“Steamboat Willie” (see above) was a landmark event in the history of film animation. It was the first time Mickey Mouse (or any other cartoon) had synchronized sound and image. Silent animation’s time was up. Disney studios became an empire. Its production of Snow White and the Seven Dwarfs (1937) brought in over $400 million (worldwide). Other successes would follow.
Animated cartoons continued production. And in 2001, Academy Awards were given, for the first time, to the Best Animated Feature Film of the year. Since then, the Disney Animation Studios have won Oscars in that category 3 times. Their winners were: Frozen, Big Hero 6, and Zootopia. Five other studios have also won the award. One of my favorite animated films (Wallace and Gromit: The Curse of the Were-Rabbit) was produced by Aardman Animations (in England). Even Tim Burton gone a couple nominations for Best Animated Feature for his work. One was for another favorite of mine: Frankenweenie. (see below) (Yes, it was about a dog. No surprise there.)
But the big winner in this category has been Pixar. In the 16 years that Academy Awards have been given to the year’s best Animated Feature film, Pixar has been in the spotlight more often than anyone. They have received 11 nominations for Best Feature and have won an Oscar 9 times! These achievements have far surpassed any other film studio. Their 9 winning films were: Finding Nemo, The Incredibles, Ratatouille, WALL-E, Up (my favorite), Toy Story 3, Brave, Inside Out, Coco (see below).
Up (see below) featured my favorite animated character (Dug, the dog, who could talk –thanks to a special collar he wore). He and everyone else who has helped produce Pixar’s 20 animated films have brought in (for the company) a total of $ 13,149,500,000!!
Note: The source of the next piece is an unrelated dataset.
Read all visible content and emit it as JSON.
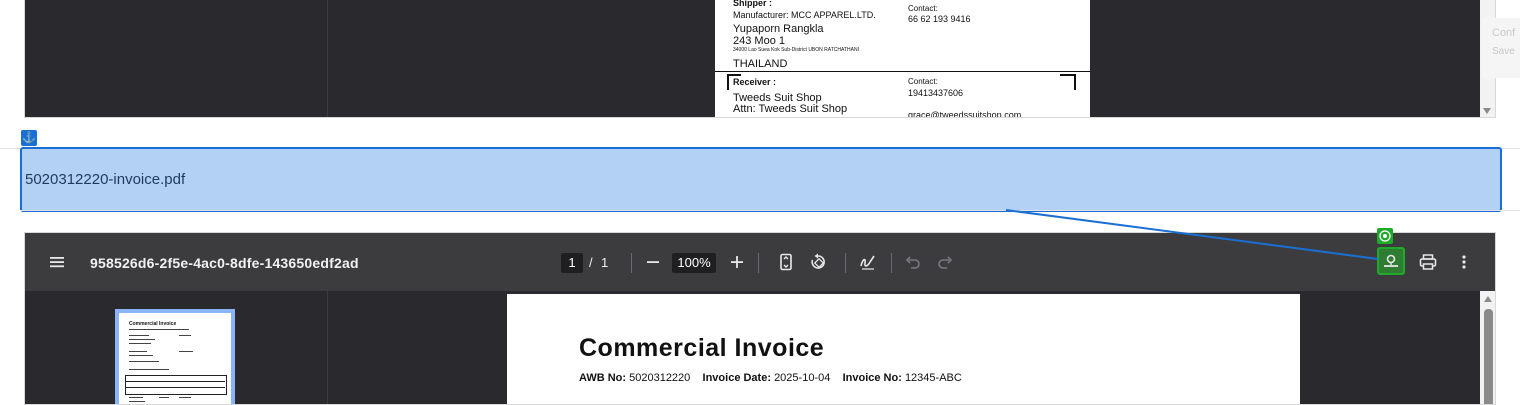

It looks like –when it comes to producing Academy Award winning Animated Feature Films—the new dynasty, surpassing Disney and everyone else, is: Pixar! Surprise!
PS = What has been YOUR favorite Pixar film?